Coming April 29: why Danbury, Connecticut was so important to the Little House books
Not everyone realizes that the city of Danbury, Connecticut was an important landscape in the making of the pioneer stories, the Little House books. Laura Ingalls Wilder's daughter and collaborator, Rose Wilder Lane, lived in Danbury for three decades. There, she revised the last of the series. Come hear more about Danbury's connection to the pioneer tale. Chris Woodside will speak and share photos and documents at the Danbury Library, 170 Main Street, on Saturday, April 29 at 11 a.m.

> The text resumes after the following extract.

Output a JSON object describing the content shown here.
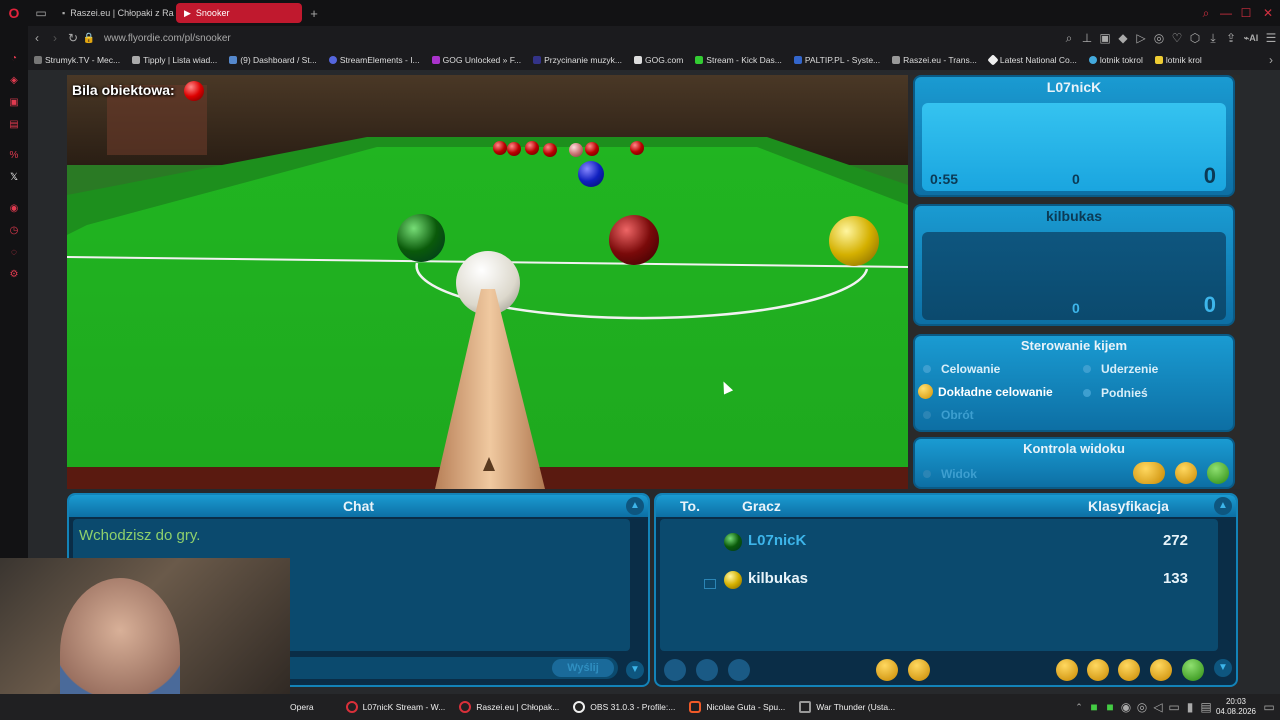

Rose moved to a house on King Street in Danbury on April 1, 1938. She lived there for most of the next 30 years, at times living in New York in a rented apartment or, in later years, Harlingen, Texas. In Danbury she likely worked on the last revision of By the Shores of Silver Lake. She certainly worked on the last three books, The Long Winter, Little Town on the Prairie, and These Happy Golden Years. In Danbury, Rose befriended Isabel Paterson and got to know Ayn Rand. All three women are considered the mothers of the libertarian political movement.
Rose refused a ration card during World War II and grew great quantities of garden produce on her Danbury property from 1940-45, assisted by a young writer and hanger-on named Virginia Manor. She entertained friends who shared her anti-communist, limited government sentiments. It was in Danbury where she nurtured her close friendship with the young Roger Lea MacBride, who later became her lawyer and agent, ran for president as a Libertarian Party candidate, and who inherited the Little House royalties.